* [WHAT YOU WILL DO] While reading through the material below, copy each line that holds the word "true".
RECORDS FOR THE TASK START
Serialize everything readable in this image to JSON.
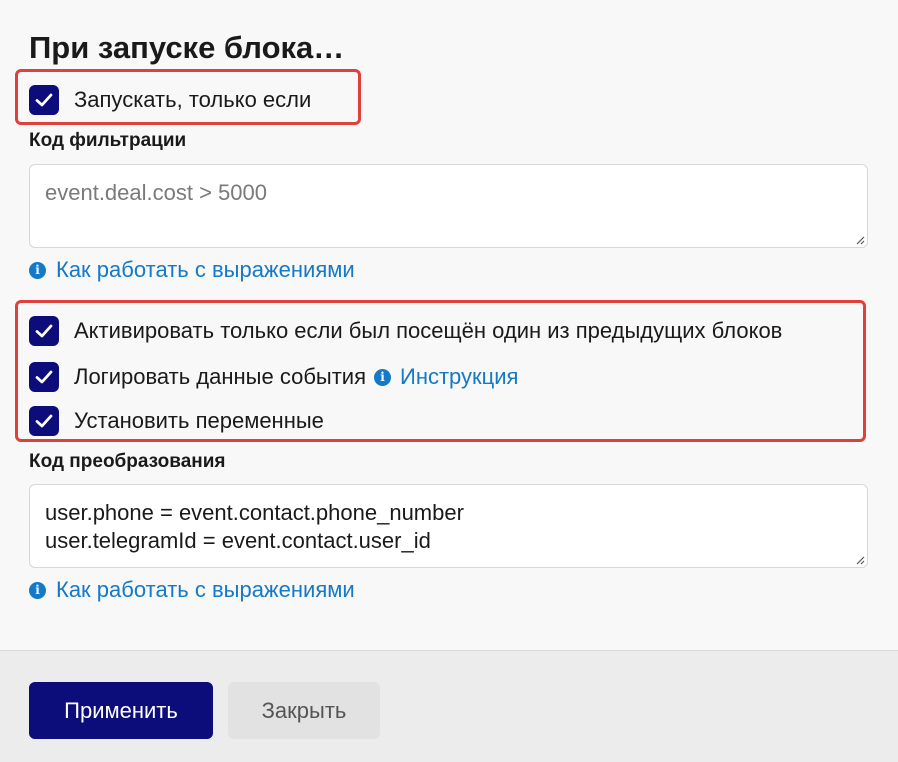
{
  "title": "При запуске блока…",
  "run_only_if": {
    "label": "Запускать, только если",
    "checked": true
  },
  "filter": {
    "label": "Код фильтрации",
    "placeholder": "event.deal.cost > 5000",
    "value": "",
    "help_link": "Как работать с выражениями"
  },
  "options": [
    {
      "label": "Активировать только если был посещён один из предыдущих блоков",
      "checked": true
    },
    {
      "label": "Логировать данные события",
      "checked": true,
      "link": "Инструкция"
    },
    {
      "label": "Установить переменные",
      "checked": true
    }
  ],
  "transform": {
    "label": "Код преобразования",
    "value": "user.phone = event.contact.phone_number\nuser.telegramId = event.contact.user_id",
    "help_link": "Как работать с выражениями"
  },
  "footer": {
    "apply": "Применить",
    "close": "Закрыть"
  },
  "colors": {
    "accent": "#0c0c7a",
    "link": "#1479c7",
    "highlight": "#e0403a"
  }
}
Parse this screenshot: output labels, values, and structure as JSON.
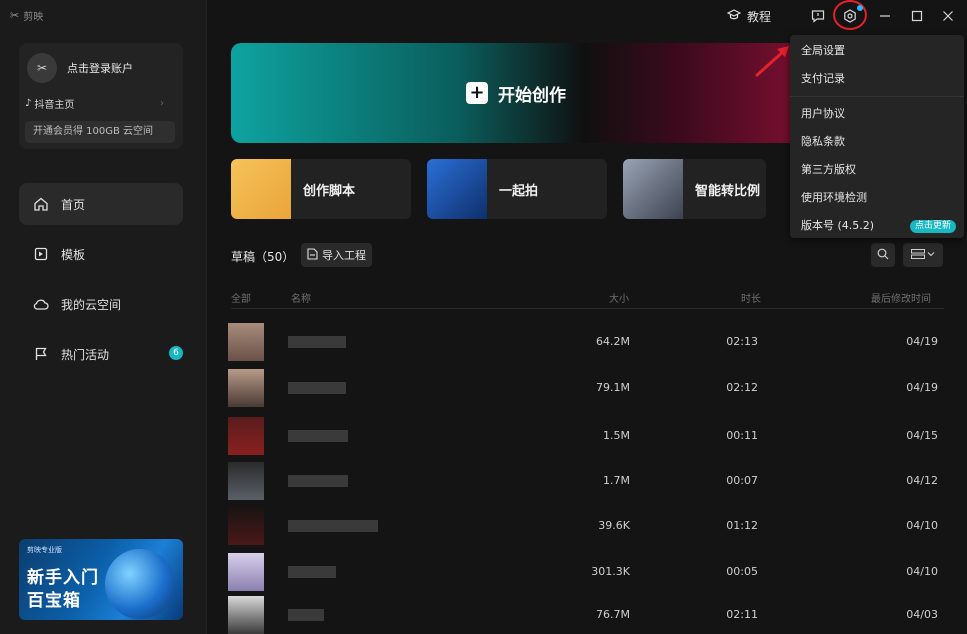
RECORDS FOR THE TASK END
* [FINISHED EXERCISE]
    "checked": true
      "checked": true
      "checked": true,
      "checked": true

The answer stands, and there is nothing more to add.